__Stored data__.
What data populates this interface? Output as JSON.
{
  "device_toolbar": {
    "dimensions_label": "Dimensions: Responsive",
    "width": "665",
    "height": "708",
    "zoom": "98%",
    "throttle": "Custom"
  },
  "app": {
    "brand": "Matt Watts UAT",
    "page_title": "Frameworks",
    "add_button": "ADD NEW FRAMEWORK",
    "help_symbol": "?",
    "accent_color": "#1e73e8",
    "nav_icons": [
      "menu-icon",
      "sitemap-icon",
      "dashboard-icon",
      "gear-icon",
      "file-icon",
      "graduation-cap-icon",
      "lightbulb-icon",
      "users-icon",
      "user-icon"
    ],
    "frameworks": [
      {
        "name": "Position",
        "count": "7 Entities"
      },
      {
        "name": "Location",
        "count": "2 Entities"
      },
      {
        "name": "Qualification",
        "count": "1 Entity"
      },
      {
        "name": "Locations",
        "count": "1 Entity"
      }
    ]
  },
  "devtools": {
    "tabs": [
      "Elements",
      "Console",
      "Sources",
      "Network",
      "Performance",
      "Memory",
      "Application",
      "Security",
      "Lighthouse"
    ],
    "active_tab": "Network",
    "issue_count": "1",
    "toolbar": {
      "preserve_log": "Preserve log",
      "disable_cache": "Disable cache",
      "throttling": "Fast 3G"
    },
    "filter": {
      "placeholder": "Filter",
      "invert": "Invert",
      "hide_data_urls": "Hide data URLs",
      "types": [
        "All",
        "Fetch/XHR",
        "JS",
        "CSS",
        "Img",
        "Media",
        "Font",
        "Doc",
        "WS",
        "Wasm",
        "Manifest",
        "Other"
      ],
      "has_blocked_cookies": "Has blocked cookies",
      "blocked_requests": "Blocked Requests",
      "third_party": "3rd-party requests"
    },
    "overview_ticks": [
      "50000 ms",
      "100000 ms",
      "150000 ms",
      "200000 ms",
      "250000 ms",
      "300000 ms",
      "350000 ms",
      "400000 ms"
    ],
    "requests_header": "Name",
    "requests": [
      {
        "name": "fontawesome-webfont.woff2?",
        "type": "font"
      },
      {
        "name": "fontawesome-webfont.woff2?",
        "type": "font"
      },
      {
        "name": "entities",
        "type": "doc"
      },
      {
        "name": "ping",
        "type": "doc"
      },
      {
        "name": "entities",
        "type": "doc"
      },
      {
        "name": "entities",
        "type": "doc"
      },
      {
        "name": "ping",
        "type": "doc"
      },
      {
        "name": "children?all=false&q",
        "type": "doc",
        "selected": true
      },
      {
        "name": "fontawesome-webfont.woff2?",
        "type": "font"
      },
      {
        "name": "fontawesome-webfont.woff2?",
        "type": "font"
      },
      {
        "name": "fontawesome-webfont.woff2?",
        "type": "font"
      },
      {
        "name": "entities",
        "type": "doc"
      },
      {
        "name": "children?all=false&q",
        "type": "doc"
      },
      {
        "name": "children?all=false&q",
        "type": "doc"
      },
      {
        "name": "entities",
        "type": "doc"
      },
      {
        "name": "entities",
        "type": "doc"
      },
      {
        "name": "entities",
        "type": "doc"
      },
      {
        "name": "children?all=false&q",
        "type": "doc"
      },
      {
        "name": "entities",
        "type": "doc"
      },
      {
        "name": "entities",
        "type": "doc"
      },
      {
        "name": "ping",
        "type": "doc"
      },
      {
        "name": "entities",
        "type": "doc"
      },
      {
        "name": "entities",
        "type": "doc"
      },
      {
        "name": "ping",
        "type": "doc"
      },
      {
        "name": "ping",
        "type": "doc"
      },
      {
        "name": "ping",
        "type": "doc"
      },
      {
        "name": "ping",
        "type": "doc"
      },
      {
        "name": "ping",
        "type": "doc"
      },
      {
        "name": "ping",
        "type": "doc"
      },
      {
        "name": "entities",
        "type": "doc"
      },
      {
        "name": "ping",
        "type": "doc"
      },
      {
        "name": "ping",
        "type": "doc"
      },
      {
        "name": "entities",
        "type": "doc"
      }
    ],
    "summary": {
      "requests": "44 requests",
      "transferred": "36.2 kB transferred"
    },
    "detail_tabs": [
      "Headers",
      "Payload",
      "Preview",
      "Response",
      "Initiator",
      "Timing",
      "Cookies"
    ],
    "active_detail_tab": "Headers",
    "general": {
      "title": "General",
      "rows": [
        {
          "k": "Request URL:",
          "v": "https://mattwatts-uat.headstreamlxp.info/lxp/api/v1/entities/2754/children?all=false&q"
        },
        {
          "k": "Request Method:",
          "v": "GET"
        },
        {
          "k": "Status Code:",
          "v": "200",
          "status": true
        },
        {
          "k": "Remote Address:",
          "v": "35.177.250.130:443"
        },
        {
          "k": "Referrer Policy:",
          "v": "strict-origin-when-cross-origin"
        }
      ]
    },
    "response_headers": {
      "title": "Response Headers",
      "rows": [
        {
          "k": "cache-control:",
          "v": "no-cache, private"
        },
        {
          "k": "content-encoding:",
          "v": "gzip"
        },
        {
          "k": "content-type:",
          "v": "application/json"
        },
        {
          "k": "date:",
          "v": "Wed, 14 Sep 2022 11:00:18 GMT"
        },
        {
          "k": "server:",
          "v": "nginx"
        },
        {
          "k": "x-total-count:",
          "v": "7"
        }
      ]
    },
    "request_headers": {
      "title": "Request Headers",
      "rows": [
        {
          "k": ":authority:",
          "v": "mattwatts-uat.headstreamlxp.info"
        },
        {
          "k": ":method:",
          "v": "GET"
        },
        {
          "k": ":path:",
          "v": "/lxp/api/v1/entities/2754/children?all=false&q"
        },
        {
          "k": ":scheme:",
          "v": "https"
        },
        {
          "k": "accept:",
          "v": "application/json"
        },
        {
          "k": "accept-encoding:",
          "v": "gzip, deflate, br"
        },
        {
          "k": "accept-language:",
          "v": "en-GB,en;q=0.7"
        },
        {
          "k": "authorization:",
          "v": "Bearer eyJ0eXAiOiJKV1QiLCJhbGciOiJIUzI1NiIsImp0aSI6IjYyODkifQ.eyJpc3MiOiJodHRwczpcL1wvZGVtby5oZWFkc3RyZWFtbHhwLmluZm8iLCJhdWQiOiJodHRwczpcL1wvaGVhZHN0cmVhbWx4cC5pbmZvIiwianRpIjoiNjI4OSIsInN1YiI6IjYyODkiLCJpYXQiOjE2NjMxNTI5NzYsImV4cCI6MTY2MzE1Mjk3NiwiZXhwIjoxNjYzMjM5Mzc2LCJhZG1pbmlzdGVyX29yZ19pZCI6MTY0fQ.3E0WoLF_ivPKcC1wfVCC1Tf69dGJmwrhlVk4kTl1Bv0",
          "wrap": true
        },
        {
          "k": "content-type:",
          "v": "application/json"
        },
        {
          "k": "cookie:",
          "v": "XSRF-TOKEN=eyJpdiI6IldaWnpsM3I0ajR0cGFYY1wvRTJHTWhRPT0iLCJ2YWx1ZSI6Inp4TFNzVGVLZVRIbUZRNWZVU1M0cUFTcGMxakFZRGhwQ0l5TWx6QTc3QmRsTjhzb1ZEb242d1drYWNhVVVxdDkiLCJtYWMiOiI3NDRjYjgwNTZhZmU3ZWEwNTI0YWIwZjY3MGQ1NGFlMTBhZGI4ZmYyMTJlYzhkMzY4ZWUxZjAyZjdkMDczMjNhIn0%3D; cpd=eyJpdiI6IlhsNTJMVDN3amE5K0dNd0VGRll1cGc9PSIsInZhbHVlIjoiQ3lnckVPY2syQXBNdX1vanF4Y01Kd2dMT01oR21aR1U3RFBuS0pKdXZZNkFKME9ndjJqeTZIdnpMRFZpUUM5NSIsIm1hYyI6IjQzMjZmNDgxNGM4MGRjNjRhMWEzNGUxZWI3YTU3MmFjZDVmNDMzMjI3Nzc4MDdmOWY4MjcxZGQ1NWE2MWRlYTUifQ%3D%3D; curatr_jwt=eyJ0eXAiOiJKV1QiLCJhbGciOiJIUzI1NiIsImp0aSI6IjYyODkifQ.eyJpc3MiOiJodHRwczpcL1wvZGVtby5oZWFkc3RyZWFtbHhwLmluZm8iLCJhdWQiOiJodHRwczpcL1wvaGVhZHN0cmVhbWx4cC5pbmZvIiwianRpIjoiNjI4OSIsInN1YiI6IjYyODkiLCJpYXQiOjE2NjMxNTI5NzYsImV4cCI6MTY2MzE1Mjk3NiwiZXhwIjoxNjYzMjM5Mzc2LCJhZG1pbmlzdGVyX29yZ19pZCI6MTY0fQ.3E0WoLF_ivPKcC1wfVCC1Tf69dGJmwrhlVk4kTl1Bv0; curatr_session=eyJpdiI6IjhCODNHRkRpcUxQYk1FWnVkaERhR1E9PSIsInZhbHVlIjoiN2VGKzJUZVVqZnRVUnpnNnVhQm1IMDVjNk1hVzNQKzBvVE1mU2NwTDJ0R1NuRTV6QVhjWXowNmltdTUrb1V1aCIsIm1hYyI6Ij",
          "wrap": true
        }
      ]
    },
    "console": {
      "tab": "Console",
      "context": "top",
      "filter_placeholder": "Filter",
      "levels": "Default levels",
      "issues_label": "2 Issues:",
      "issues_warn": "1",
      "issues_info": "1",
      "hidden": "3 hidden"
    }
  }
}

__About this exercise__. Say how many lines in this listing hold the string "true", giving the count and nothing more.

__Response below__. 4